# The Linear Model from Scratch in R

When it comes to econometrics, the main take aways from the workshops are primarily in terms of the **syntax** of yet another computer program.

## The Linear Model

Then using the **Ordinary Least Squares** approach to solving a model, we start with the following equation of the OLS model for a univariate regression.

This can be solver for the following (hat denotes the estimator, bar denotes the mean):

\[\hat{\beta_1} = \frac{ \sumˆn_{i=1} (x_i - \bar{x} )(y_i - \bar{y} ) }{(x_i - \bar{x})ˆ2 }\]We start by loading a basic data set.

Inspect the data set.

Assign our variables to objects (in the global environment)

We can now estimate the slope parameter:

Using the slope parameter we can now compute the intercept.

Lets check this using the built in command.

## The matrix model

In matrix form we can specify our general equation as:

\[y = \beta X + \epsilon\]From which we can derive our estimator:

\[\beta = (X^T *X)^{-1} * (X^T*y)\]## The matrix estimation

Use the built in command.

Now we estimate our beta ourselves, the function used to invert is called `solve()`

.

Now lets estimate with an intercept

To hand code this, we need to add a vector of ones (`1`

s).
Note that the single `1`

that we are binding to the vector `X`

will be repeated until it is the same length.

We also have to discuss the above `solve()`

function, `^-1`

is not correct syntax for a matrix inversion.

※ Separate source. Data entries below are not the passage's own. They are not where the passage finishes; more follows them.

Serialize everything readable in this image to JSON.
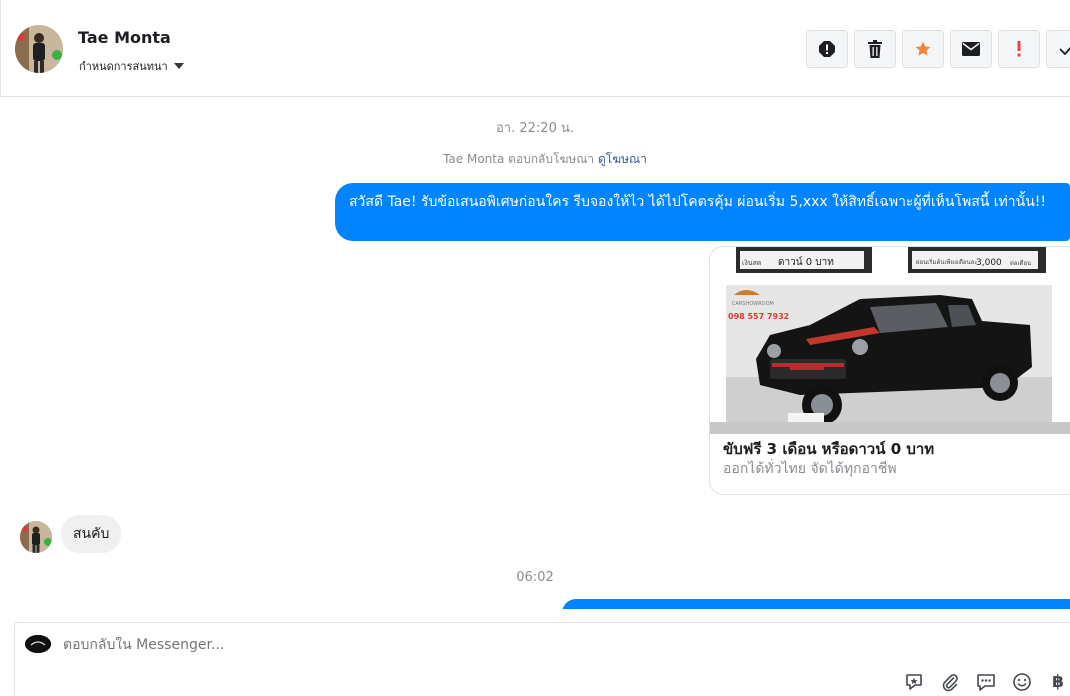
{
  "header": {
    "name": "Tae Monta",
    "settings_label": "กำหนดการสนทนา",
    "toolbar": [
      {
        "name": "spam-alert-icon",
        "color": "#1c1e21"
      },
      {
        "name": "trash-icon",
        "color": "#1c1e21"
      },
      {
        "name": "star-icon",
        "color": "#f0873a"
      },
      {
        "name": "envelope-icon",
        "color": "#1c1e21"
      },
      {
        "name": "exclamation-icon",
        "color": "#fa3e3e"
      },
      {
        "name": "check-icon",
        "color": "#1c1e21"
      }
    ]
  },
  "messages": {
    "timestamp_1": "อา. 22:20 น.",
    "ad_reply_text": "Tae Monta ตอบกลับโฆษณา",
    "ad_reply_link": "ดูโฆษณา",
    "outgoing_1": "สวัสดี Tae! รับข้อเสนอพิเศษก่อนใคร รีบจองให้ไว ได้ไปโคตรคุ้ม ผ่อนเริ่ม 5,xxx  ให้สิทธิ์เฉพาะผู้ที่เห็นโพสนี้ เท่านั้น!!",
    "ad_card": {
      "image_labels": {
        "down_payment": "ดาวน์ 0 บาท",
        "installment": "3,000",
        "phone": "098 557 7932"
      },
      "title": "ขับฟรี 3 เดือน หรือดาวน์ 0 บาท",
      "subtitle": "ออกได้ทั่วไทย จัดได้ทุกอาชีพ"
    },
    "incoming_1": "สนคับ",
    "timestamp_2": "06:02"
  },
  "composer": {
    "placeholder": "ตอบกลับใน Messenger...",
    "actions": [
      "sticker-icon",
      "attachment-icon",
      "saved-replies-icon",
      "emoji-icon",
      "baht-icon"
    ],
    "baht_symbol": "฿"
  },
  "colors": {
    "accent": "#0084ff",
    "incoming_bubble": "#f1f0f0",
    "muted": "#8a8d91",
    "link": "#385898"
  }
}
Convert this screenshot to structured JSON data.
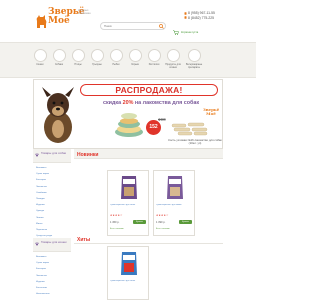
{
  "header": {
    "logo_text": "Зверьё Моё",
    "tagline": "Интернет-зоомагазин",
    "search_placeholder": "Поиск",
    "phones": [
      "8 (955) 967-11-55",
      "8 (8452) 775-225"
    ],
    "cart_text": "Корзина пуста"
  },
  "categories": [
    {
      "label": "Кошки",
      "icon": "cat-icon"
    },
    {
      "label": "Собаки",
      "icon": "dog-icon"
    },
    {
      "label": "Птицы",
      "icon": "bird-icon"
    },
    {
      "label": "Грызуны",
      "icon": "rodent-icon"
    },
    {
      "label": "Рыбки",
      "icon": "fish-icon"
    },
    {
      "label": "Хорьки",
      "icon": "ferret-icon"
    },
    {
      "label": "Рептилии",
      "icon": "reptile-icon"
    },
    {
      "label": "Продукты для хозяев",
      "icon": "owner-icon"
    },
    {
      "label": "Ветеринарные препараты",
      "icon": "vet-icon"
    }
  ],
  "banner": {
    "title": "РАСПРОДАЖА!",
    "subtitle_pre": "скидка ",
    "subtitle_pct": "20%",
    "subtitle_post": " на лакомства для собак",
    "old_price": "190",
    "new_price": "152",
    "logo": "Зверьё Моё",
    "caption": "Кость узловая №16 лакомство для собак (10шт. уп)"
  },
  "sidebar": {
    "title": "Товары для собак",
    "items": [
      "Витамины",
      "Сухие корма",
      "Консервы",
      "Лакомства",
      "Ошейники",
      "Поводки",
      "Игрушки",
      "Одежда",
      "Лежаки",
      "Миски",
      "Переноски",
      "Средства ухода",
      "Аксессуары"
    ]
  },
  "sidebar2": {
    "title": "Товары для кошек",
    "items": [
      "Витамины",
      "Сухие корма",
      "Консервы",
      "Лакомства",
      "Игрушки",
      "Когтеточки",
      "Наполнители"
    ]
  },
  "novelty": {
    "title": "Новинки",
    "products": [
      {
        "name": "Сухой корм Hill's для собак",
        "stars": "★★★★☆",
        "price": "1 450 р.",
        "buy": "Купить",
        "stock": "Есть в наличии"
      },
      {
        "name": "Сухой корм Hill's для кошек",
        "stars": "★★★★☆",
        "price": "1 390 р.",
        "buy": "Купить",
        "stock": "Есть в наличии"
      },
      {
        "name": "Сухой корм Hill's Science Plan",
        "stars": "★★★★☆",
        "price": "1 520 р.",
        "buy": "Купить",
        "stock": "Есть в наличии"
      }
    ]
  },
  "hits": {
    "title": "Хиты",
    "products": [
      {
        "name": "Сухой корм Hill's для собак"
      }
    ]
  },
  "colors": {
    "accent": "#e87a1a",
    "sale": "#e0342a",
    "link": "#4a7fc1",
    "buy": "#5a9a3a"
  }
}
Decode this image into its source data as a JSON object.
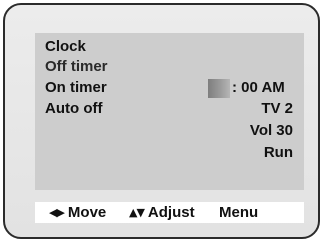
{
  "menu": {
    "rows": [
      {
        "label": "Clock",
        "value": ""
      },
      {
        "label": "Off timer",
        "value": ""
      },
      {
        "label": "On timer",
        "value": ": 00 AM"
      },
      {
        "label": "Auto off",
        "value": "TV 2"
      },
      {
        "label": "",
        "value": "Vol 30"
      },
      {
        "label": "",
        "value": "Run"
      }
    ]
  },
  "help": {
    "move": {
      "icon": "left-right-arrows-icon",
      "glyph": "◀▶",
      "label": "Move"
    },
    "adjust": {
      "icon": "up-down-arrows-icon",
      "glyph": "▲▼",
      "label": "Adjust"
    },
    "menu": {
      "label": "Menu"
    }
  },
  "colors": {
    "panel": "#cdcdcd",
    "frame": "#e6e6e6",
    "help_bar": "#ffffff",
    "text": "#111111"
  }
}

In the above case it would still work correctly because our `X`

matrix is in fact a vector. If we pre-multiply this vector with the transpose of itself, we obtain a scalar.

However, for matrices wider than one column this is not the case.

This `^-1`

will invert every **individual** number in the matrix, rather than the matrix as a whole.

We want to obtain to obtain the inverse of the matrix, because this will allow us to pre-multiply on both sides, eliminating `XI`

on the **Right-Hand Side** (RHS).

We therefore use a different tool, the`solve()`

function from the `base`

package.
This function implements the QR decomposition,
which is an efficient way of deriving an inverse of a matrix.

Now we can use this matrix to estimate a model with an intercept.

Note that this is programmatically exactly the same the way that the `lm()`

function does this.

We can suppress the automatic intercept and include our `XI`

variable and we will obtain the same results.

We have now constructed a univariate (uni**variate**) model, however, from a programmatic point of view, the hurdles of multivariate modelling have already been overcome by estimating a model with an intercept (making `X`

a matrix).

It is therefore very easy to use the same method in a case with two independent variables.

we start by binding the two independent variables together (with vector of `1`

s, since we want an intercept).

Now we estimate our model

And that’s all! The leap from univariate to multivariate modelling was truly very small.

**EDIT:** in tomorrow’s post we use the method we developed here to create an easy to use function.